» **Problem statement**
Within these entries, which lines include the string "screenshot"? Copy each one.

=== Begin Enclosure ===

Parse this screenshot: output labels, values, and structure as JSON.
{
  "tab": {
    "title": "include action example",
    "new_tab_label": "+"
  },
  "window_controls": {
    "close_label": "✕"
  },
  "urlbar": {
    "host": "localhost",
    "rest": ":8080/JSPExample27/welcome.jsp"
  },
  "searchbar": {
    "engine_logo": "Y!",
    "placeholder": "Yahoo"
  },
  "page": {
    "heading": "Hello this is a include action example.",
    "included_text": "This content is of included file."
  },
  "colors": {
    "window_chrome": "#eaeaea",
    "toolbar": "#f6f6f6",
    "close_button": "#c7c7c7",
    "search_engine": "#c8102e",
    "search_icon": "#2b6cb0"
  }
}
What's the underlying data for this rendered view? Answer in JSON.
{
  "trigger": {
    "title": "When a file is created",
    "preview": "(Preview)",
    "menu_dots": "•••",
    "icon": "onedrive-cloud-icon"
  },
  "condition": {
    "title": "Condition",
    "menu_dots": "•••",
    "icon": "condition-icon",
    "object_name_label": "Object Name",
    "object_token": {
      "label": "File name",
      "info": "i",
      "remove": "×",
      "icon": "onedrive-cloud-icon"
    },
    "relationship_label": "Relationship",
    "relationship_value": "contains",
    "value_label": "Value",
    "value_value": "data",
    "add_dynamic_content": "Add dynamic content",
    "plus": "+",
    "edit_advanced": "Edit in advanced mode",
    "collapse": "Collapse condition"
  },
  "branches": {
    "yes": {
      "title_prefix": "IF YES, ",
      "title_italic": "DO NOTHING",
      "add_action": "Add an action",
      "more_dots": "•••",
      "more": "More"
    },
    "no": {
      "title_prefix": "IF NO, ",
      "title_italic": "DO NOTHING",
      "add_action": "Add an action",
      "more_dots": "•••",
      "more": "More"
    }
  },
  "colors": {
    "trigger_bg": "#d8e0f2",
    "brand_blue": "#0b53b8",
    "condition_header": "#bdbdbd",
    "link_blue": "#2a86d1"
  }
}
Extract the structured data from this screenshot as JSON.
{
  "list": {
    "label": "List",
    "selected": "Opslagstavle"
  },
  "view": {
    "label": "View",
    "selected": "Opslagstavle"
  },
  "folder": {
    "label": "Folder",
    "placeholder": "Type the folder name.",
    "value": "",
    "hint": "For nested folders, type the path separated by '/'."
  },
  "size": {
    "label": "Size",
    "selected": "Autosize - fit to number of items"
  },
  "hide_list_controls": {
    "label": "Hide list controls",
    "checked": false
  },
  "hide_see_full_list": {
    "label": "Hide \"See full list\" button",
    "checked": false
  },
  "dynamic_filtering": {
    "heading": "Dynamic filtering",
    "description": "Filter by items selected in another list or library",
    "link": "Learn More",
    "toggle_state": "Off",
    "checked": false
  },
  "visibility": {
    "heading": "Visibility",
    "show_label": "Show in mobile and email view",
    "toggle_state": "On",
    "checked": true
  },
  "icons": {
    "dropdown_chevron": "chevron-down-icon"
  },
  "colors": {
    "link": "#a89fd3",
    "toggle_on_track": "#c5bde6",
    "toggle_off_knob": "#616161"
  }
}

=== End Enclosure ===

» **Solution**
Parse this screenshot: output labels, values, and structure as JSON.
Extract the structured data from this screenshot as JSON.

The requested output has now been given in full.